Throwback to when I made a tTierlist Booktube Video ranking all my January Books. Now that you know where this one stands, check out the video to see the rest!
The Written Review:
“What is belonging?” we ask.
She says, “Where loneliness ends.”
Yetu is the only one out of her mermaid tribe that knows their history.
Decades ago, pregnant African slave women were thrown into the ocean and their children are what formed Yetu’s people.
The deep will be our sibling, our parent, our relief from endless solitude. Down here, we are wrapped up. Down here, we can pretend the dark is the black embrace of another.
The tragedy, so real and raw, even years later was deemed too much for those people to handle and thus all of the memories were bound up into one individual who will hold onto them until their untimely and early death.
And despite knowing how important Yetu is to her people, she decides that she can no longer endure.
She will find a way out from under the murk – one way or another.
When not properly fortified, a legacy is no more enduring than a wisp of plankton.
Ahhh… I’m not sure what to think.
I’m still on the ever-more elusive hunt for a wonderful and compelling mermaid book.
On the one hand, the concept caught me right away but on the other hand, I often found myself puzzled, lost or confused.
Much of the book had a spoken-history vibe to it – where we get fragments of stories, wisps of legends and a scattered narration throughout.
And while I liked that at the beginning, by the middle/end I was just frustrated with the lack of clarity.
There were so many incredible concepts introduced, interesting side-stories and more…and they were only told in snippets…leaving me feeling like the story was unfinished and I was left in the dark.
Also, and this may just be me, but I had some serious The Giver vibes with the whole collective-memory-in-exchange-for-a-functional-society thing.
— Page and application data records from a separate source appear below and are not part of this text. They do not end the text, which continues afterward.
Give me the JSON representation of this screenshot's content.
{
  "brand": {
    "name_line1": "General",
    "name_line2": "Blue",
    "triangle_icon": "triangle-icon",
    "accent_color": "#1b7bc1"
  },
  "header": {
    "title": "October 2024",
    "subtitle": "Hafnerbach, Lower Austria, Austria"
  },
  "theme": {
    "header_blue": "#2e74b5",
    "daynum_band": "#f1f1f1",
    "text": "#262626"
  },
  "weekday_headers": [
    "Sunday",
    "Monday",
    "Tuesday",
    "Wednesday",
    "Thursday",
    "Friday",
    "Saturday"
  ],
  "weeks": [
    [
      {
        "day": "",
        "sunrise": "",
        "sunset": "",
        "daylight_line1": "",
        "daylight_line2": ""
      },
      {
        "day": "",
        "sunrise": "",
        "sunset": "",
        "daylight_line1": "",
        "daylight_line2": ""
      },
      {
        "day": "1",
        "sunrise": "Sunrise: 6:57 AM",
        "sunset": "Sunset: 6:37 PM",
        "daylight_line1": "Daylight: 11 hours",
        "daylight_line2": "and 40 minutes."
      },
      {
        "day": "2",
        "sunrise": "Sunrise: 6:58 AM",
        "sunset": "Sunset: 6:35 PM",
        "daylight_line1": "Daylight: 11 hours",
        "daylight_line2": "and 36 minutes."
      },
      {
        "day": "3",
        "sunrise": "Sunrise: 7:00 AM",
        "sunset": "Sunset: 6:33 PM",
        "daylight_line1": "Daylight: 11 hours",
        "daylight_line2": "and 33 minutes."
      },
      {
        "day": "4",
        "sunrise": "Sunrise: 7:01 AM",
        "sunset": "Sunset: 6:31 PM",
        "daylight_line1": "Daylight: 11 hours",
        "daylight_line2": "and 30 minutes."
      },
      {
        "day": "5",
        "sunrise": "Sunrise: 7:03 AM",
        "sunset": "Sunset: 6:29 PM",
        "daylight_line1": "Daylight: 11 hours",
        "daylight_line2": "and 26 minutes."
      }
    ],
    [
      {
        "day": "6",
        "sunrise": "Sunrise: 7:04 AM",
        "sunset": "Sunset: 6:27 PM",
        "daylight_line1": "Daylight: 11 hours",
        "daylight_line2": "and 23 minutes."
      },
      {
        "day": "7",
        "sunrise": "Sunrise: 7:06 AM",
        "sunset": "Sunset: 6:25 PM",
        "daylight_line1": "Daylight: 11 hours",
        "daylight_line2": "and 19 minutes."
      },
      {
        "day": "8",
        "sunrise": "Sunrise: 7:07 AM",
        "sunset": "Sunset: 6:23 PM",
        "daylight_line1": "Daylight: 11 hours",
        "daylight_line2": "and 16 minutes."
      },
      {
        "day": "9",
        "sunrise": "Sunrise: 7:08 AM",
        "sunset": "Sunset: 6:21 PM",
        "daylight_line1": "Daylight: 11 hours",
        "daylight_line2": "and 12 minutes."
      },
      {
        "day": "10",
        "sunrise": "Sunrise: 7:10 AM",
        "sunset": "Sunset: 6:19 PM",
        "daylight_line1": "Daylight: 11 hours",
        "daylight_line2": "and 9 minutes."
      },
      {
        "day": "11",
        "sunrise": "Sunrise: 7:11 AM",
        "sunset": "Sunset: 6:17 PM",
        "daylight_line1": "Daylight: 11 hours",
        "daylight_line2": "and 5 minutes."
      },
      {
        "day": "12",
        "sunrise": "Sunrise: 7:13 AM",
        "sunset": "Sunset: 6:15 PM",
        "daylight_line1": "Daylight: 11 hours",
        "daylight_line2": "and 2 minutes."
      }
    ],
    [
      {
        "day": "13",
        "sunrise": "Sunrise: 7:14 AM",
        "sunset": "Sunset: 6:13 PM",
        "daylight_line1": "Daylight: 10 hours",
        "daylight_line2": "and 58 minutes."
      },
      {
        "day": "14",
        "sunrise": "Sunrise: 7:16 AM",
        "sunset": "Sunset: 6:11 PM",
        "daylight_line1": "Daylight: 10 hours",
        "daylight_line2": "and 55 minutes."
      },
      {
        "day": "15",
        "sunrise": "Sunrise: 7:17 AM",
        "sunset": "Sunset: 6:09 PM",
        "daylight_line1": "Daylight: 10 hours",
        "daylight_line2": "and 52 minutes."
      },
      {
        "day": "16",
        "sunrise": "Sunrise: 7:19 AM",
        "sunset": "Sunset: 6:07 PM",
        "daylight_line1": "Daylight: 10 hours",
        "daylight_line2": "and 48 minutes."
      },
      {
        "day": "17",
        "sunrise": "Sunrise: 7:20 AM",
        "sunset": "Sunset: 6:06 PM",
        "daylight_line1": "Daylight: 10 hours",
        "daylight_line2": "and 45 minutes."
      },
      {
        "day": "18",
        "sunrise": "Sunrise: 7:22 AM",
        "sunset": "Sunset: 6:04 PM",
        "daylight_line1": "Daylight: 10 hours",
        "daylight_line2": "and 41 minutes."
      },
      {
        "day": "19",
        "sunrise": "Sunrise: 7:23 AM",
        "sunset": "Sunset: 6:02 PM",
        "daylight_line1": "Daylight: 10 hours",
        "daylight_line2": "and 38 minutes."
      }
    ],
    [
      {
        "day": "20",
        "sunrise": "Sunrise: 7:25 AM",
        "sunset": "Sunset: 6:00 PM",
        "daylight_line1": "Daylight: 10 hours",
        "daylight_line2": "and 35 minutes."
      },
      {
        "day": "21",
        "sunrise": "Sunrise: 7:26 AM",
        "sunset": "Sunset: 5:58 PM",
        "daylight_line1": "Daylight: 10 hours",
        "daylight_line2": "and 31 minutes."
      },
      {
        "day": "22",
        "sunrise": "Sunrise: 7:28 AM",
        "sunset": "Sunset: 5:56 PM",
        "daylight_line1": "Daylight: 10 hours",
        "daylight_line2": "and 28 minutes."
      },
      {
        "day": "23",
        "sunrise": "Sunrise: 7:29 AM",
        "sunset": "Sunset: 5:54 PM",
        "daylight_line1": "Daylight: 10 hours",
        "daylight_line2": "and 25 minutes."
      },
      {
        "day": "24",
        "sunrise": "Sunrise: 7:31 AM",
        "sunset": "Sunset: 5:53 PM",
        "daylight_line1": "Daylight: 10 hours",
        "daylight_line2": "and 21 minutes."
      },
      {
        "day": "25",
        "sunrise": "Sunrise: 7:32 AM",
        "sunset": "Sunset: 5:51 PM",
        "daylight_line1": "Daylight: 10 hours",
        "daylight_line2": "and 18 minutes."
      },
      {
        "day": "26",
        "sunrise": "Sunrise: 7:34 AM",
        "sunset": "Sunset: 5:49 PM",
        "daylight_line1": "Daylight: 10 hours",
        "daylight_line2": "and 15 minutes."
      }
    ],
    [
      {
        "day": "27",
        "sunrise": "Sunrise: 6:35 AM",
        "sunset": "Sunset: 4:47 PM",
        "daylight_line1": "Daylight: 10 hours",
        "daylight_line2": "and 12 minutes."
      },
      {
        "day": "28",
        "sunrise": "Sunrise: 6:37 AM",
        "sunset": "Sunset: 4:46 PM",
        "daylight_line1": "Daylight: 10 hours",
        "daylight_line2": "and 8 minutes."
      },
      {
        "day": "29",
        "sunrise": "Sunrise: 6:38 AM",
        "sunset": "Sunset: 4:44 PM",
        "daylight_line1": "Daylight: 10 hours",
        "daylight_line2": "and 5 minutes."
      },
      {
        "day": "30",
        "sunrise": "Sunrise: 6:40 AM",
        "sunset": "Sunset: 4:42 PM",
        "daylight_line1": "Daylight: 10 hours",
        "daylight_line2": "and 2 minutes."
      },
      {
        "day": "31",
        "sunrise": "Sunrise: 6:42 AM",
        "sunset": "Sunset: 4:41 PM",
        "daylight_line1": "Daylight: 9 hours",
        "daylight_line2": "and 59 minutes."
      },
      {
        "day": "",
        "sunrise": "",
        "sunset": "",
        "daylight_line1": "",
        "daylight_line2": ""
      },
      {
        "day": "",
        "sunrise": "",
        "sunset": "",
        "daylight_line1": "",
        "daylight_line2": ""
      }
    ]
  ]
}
It kind of worked and kind of didn’t.
All I know is that I’m still on the hunt for that truly excellent mermaid book.